In September of 2013, the non-hazardous materials recovered in August of 2012 (barrel remnants, concrete, and incinerated materials) which had been stored at Durocher Marine in Cheboygan, Michigan, were then transported by truck for disposal to the Veolia Environmental facility located in Menomonee Falls, Wisconsin. Meanwhile, the six over-pack barrels containing the explosives which had been placed back in the water for wet storage last summer, was also retrieved from the lakebed. The contents of these over-packs were transferred into lined salvage barrels which included the ejector cups and all water contained within the barrel. The barge then returned to the Duluth Timber Company dock, which had been established as a secure staging area for transferring the barrels from the barge to a waiting transport truck. Lastly, the barrels were loaded on to a truck for transport to the Veolia Environmental disposal facility located in Sauget, Illinois.
The NALEMP Committee is now reviewing the drafts of the Human Health Risk Assessment (HHRA) and Screening Level Ecological Risk Assessment (SLERA), along with the draft Feasibility Study (FS) prepared by EMR. Once the various Investigation Reports (formerly Remedial Investigations) are finalized, the Final Results & Summary Report (formerly Record of Decision) will be prepared, with plans to be finalized in August of 2014. Concerns about the future degradation of remaining barrels, the need for testing a greater number of barrels, and safety will be addressed. Additionally, the NALEMP Committee and Red Cliff Tribe remains committed to continuing with the Barrel Recovery project as necessary and intend to continue to focus on protection of the sacred waters of Lake Superior.

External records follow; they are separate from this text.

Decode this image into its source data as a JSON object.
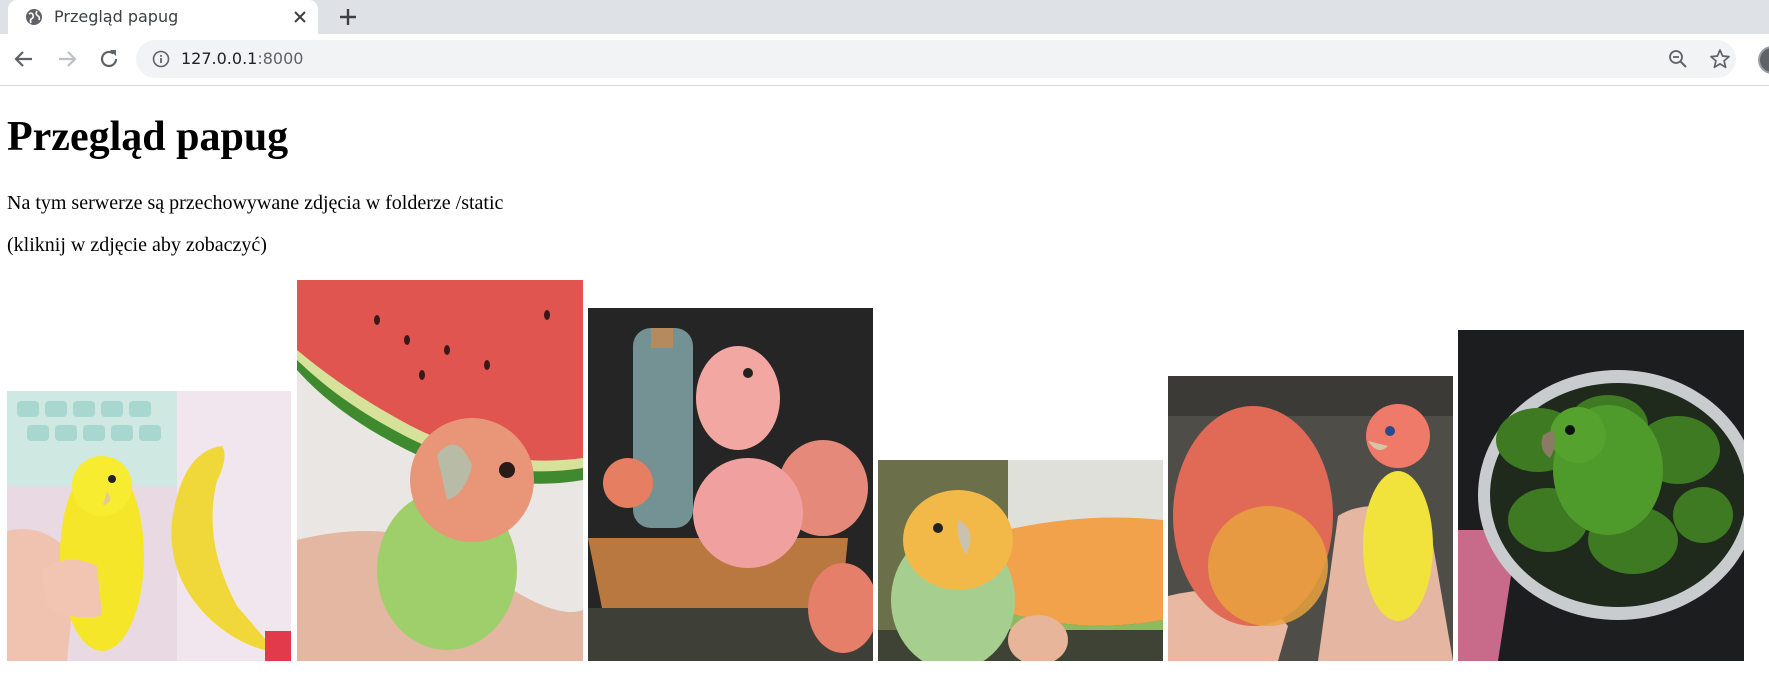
{
  "browser": {
    "tab_title": "Przegląd papug",
    "url_host": "127.0.0.1",
    "url_port": ":8000"
  },
  "page": {
    "title": "Przegląd papug",
    "description": "Na tym serwerze są przechowywane zdjęcia w folderze /static",
    "hint": "(kliknij w zdjęcie aby zobaczyć)"
  },
  "photos": [
    {
      "subject": "yellow parakeet with banana"
    },
    {
      "subject": "lovebird with watermelon"
    },
    {
      "subject": "pink bird on peaches"
    },
    {
      "subject": "lovebird with melon"
    },
    {
      "subject": "lovebird with mango"
    },
    {
      "subject": "green parrot with avocados"
    }
  ],
  "colors": {
    "tabstrip": "#dee1e6",
    "omnibox": "#f1f3f4"
  }
}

Lake Superior Barrels Project in the News

This blog post is in response to recent stories in the media regarding the Lake Superior Barrels Project and regulatory compliance. Red Cliff would like to assure the public that regulatory compliance is a major component of this project. The project involves multiple agencies and regulatory requirements and compliance efforts are ongoing. Federal and State agencies have been privy to this project for several years and consultation with regulatory agencies such as the Minnesota Pollution Control Agency, the Wisconsin Department of Natural Resources, and the Environmental Protection Agency began in 2010. Red Cliff has and will continue to ensure that the Lake Superior Barrels project is in compliance with all applicable regulations.

As always, Red Cliff would like to thank the public for their interest and support. Red Cliff is dedicated to ensuring that the beauty of Lake Superior and the quality of the water and fish are maintained for the future generations of all those who make this place our home.